**What needs to be done:**
Report every line from the following entries that contains the string "initials".

**Data excerpts:**

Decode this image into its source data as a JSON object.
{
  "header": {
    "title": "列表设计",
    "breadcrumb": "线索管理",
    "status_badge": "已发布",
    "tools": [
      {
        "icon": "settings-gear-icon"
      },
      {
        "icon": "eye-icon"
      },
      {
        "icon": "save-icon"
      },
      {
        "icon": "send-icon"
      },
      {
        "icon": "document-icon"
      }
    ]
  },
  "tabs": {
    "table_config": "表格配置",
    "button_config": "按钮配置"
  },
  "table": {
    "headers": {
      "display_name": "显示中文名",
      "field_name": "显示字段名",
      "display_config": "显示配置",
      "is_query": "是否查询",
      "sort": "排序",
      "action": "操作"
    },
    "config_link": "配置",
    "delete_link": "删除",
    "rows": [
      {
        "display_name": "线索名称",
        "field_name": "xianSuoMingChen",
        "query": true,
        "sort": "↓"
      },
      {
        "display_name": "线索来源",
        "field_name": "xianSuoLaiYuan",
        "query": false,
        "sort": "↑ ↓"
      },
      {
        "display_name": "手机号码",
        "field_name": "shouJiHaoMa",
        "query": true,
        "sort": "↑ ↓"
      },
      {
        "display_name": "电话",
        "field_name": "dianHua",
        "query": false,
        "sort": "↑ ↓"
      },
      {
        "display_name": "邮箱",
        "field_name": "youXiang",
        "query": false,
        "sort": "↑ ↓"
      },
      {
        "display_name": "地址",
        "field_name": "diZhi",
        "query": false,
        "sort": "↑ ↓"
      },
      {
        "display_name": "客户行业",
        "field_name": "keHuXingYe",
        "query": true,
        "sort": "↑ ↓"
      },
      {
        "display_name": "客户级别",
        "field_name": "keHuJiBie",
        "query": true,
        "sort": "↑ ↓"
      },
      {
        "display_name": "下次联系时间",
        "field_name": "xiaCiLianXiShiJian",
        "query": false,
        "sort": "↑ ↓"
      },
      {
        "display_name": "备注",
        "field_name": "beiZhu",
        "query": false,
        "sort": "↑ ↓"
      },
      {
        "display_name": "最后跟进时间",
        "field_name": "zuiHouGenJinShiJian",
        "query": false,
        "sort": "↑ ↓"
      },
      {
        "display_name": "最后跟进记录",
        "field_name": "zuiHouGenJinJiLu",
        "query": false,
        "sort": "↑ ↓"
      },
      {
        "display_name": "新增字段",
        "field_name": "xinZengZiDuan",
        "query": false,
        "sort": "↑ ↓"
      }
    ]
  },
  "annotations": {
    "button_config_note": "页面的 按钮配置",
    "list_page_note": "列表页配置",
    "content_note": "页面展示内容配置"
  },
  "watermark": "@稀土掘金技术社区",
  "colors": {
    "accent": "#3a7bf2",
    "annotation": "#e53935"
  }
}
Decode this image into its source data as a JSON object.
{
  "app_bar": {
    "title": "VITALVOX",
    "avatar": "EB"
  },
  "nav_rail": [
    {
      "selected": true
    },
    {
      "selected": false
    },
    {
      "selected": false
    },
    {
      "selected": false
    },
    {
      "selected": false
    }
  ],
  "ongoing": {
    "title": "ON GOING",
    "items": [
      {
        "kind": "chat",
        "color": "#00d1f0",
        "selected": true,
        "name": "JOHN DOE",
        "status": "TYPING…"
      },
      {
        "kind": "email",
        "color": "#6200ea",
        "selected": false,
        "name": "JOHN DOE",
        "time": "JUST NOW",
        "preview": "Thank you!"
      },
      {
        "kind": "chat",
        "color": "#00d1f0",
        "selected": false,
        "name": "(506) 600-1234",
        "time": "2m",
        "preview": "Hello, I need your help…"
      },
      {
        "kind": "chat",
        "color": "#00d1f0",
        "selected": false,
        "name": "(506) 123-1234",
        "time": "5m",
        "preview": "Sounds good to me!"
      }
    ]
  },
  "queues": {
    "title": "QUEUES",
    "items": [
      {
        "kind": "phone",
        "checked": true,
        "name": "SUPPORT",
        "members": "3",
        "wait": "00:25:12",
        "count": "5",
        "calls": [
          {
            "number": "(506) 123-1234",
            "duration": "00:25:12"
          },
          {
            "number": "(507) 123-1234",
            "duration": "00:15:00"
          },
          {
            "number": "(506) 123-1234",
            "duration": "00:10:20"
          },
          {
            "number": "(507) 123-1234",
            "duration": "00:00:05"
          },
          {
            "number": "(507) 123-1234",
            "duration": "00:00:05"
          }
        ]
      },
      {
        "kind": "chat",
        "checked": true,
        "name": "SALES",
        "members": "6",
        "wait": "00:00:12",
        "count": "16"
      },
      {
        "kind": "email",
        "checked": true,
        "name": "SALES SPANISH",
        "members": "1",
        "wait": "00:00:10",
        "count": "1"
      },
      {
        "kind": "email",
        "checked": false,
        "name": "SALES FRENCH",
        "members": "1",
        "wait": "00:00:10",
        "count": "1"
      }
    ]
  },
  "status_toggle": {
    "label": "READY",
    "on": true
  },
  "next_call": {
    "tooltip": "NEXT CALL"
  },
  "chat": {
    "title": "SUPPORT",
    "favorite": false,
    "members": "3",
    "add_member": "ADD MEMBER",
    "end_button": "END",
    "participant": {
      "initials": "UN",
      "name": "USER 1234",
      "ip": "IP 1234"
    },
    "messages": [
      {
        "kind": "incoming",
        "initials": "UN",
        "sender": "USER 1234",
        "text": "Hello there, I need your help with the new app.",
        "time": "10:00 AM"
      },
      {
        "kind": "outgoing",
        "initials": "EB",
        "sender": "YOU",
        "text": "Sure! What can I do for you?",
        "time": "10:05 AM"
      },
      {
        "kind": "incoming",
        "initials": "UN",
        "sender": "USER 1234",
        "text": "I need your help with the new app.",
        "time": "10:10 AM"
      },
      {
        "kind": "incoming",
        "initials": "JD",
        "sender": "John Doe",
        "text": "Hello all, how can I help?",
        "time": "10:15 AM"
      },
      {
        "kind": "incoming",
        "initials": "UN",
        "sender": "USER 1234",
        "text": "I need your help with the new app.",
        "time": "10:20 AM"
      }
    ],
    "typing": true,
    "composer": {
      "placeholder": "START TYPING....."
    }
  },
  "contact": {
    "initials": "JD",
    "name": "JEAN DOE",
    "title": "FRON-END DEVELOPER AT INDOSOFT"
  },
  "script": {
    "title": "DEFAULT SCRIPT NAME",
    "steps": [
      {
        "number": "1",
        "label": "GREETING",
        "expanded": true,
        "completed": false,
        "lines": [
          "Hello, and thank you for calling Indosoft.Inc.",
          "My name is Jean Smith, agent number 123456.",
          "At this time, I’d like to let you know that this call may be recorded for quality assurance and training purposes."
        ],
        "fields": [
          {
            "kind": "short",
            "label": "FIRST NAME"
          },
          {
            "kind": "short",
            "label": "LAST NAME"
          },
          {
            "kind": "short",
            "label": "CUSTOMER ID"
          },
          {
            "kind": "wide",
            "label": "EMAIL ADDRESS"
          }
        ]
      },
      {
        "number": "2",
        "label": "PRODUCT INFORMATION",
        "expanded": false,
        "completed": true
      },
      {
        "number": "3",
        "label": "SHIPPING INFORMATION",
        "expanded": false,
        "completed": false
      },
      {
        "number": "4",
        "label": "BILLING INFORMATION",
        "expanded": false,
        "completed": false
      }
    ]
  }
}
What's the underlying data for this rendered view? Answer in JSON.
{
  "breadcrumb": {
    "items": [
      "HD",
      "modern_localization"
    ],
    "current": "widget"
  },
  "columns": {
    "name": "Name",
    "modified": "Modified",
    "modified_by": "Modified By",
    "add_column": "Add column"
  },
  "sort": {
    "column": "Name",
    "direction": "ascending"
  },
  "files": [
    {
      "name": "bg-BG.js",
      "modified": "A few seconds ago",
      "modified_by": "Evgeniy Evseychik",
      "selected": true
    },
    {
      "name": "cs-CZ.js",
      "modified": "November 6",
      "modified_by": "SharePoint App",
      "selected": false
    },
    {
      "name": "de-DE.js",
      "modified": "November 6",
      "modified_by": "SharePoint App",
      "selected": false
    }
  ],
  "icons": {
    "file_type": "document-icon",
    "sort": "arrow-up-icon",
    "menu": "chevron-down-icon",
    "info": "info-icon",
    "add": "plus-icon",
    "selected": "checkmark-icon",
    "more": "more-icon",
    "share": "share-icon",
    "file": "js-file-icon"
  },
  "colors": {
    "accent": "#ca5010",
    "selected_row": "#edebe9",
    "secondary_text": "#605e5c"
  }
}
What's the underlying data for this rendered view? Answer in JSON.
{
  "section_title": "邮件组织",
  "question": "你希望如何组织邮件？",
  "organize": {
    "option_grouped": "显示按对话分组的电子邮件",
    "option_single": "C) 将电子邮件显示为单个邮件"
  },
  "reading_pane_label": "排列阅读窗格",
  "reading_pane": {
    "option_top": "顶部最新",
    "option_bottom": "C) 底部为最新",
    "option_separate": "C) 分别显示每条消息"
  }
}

**Reply to the task:**
      "initials": "UN",
        "initials": "UN",
        "initials": "EB",
        "initials": "UN",
        "initials": "JD",
        "initials": "UN",
    "initials": "JD",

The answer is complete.